::: Extracted material

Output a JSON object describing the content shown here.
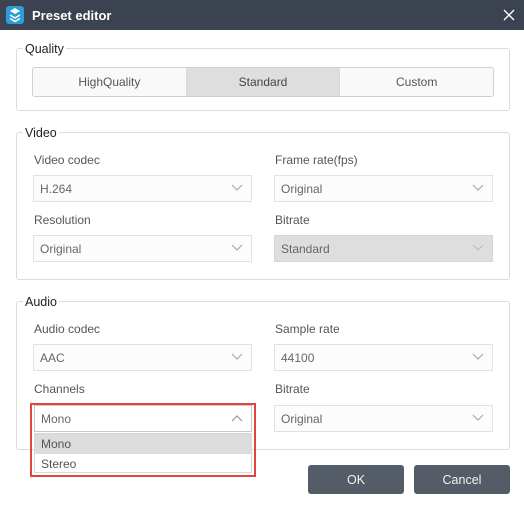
{
  "window": {
    "title": "Preset editor"
  },
  "quality": {
    "legend": "Quality",
    "options": [
      "HighQuality",
      "Standard",
      "Custom"
    ],
    "selected": "Standard"
  },
  "video": {
    "legend": "Video",
    "codec_label": "Video codec",
    "codec_value": "H.264",
    "framerate_label": "Frame rate(fps)",
    "framerate_value": "Original",
    "resolution_label": "Resolution",
    "resolution_value": "Original",
    "bitrate_label": "Bitrate",
    "bitrate_value": "Standard"
  },
  "audio": {
    "legend": "Audio",
    "codec_label": "Audio codec",
    "codec_value": "AAC",
    "samplerate_label": "Sample rate",
    "samplerate_value": "44100",
    "channels_label": "Channels",
    "channels_value": "Mono",
    "channels_options": [
      "Mono",
      "Stereo"
    ],
    "bitrate_label": "Bitrate",
    "bitrate_value": "Original"
  },
  "buttons": {
    "ok": "OK",
    "cancel": "Cancel"
  },
  "icons": {
    "app": "app-logo-icon",
    "close": "close-icon",
    "chevron_down": "chevron-down-icon",
    "chevron_up": "chevron-up-icon"
  },
  "colors": {
    "titlebar": "#3b4250",
    "button": "#545c68",
    "highlight": "#e0443c",
    "app_icon": "#2a9ed8"
  }
}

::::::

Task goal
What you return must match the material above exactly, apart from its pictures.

Answer box
Output a JSON object describing the content shown here.
{
  "window": {
    "title": "Preset editor"
  },
  "quality": {
    "legend": "Quality",
    "options": [
      "HighQuality",
      "Standard",
      "Custom"
    ],
    "selected": "Standard"
  },
  "video": {
    "legend": "Video",
    "codec_label": "Video codec",
    "codec_value": "H.264",
    "framerate_label": "Frame rate(fps)",
    "framerate_value": "Original",
    "resolution_label": "Resolution",
    "resolution_value": "Original",
    "bitrate_label": "Bitrate",
    "bitrate_value": "Standard"
  },
  "audio": {
    "legend": "Audio",
    "codec_label": "Audio codec",
    "codec_value": "AAC",
    "samplerate_label": "Sample rate",
    "samplerate_value": "44100",
    "channels_label": "Channels",
    "channels_value": "Mono",
    "channels_options": [
      "Mono",
      "Stereo"
    ],
    "bitrate_label": "Bitrate",
    "bitrate_value": "Original"
  },
  "buttons": {
    "ok": "OK",
    "cancel": "Cancel"
  },
  "icons": {
    "app": "app-logo-icon",
    "close": "close-icon",
    "chevron_down": "chevron-down-icon",
    "chevron_up": "chevron-up-icon"
  },
  "colors": {
    "titlebar": "#3b4250",
    "button": "#545c68",
    "highlight": "#e0443c",
    "app_icon": "#2a9ed8"
  }
}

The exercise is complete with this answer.